__Extracted records__:
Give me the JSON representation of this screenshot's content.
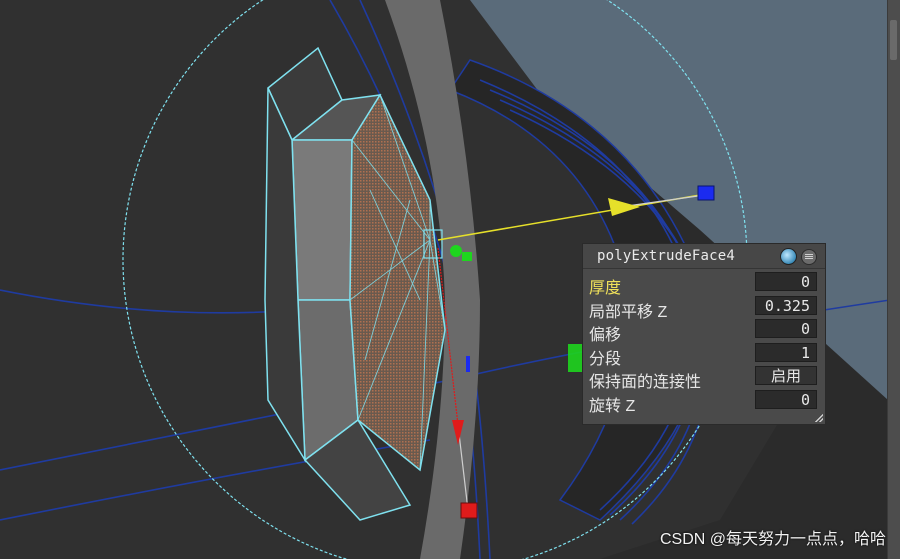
{
  "viewport": {
    "background_color": "#2b2b2b",
    "sky_color": "#5a6b7a",
    "wire_color": "#7fe1ef",
    "edge_color": "#1f3ba0",
    "manipulator": {
      "x_axis_color": "#e01b1b",
      "y_axis_color": "#1ed51e",
      "z_axis_color": "#1b2bf0",
      "arrow_color": "#e6e02a"
    }
  },
  "ive": {
    "title": "polyExtrudeFace4",
    "rows": [
      {
        "label": "厚度",
        "value": "0",
        "highlight": true
      },
      {
        "label": "局部平移 Z",
        "value": "0.325"
      },
      {
        "label": "偏移",
        "value": "0"
      },
      {
        "label": "分段",
        "value": "1"
      },
      {
        "label": "保持面的连接性",
        "value": "启用"
      },
      {
        "label": "旋转 Z",
        "value": "0"
      }
    ]
  },
  "watermark": "CSDN @每天努力一点点，哈哈"
}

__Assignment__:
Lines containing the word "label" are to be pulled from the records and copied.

__Solution__:
        "label": "厚度",
        "label": "局部平移 Z",
        "label": "偏移",
        "label": "分段",
        "label": "保持面的连接性",
        "label": "旋转 Z",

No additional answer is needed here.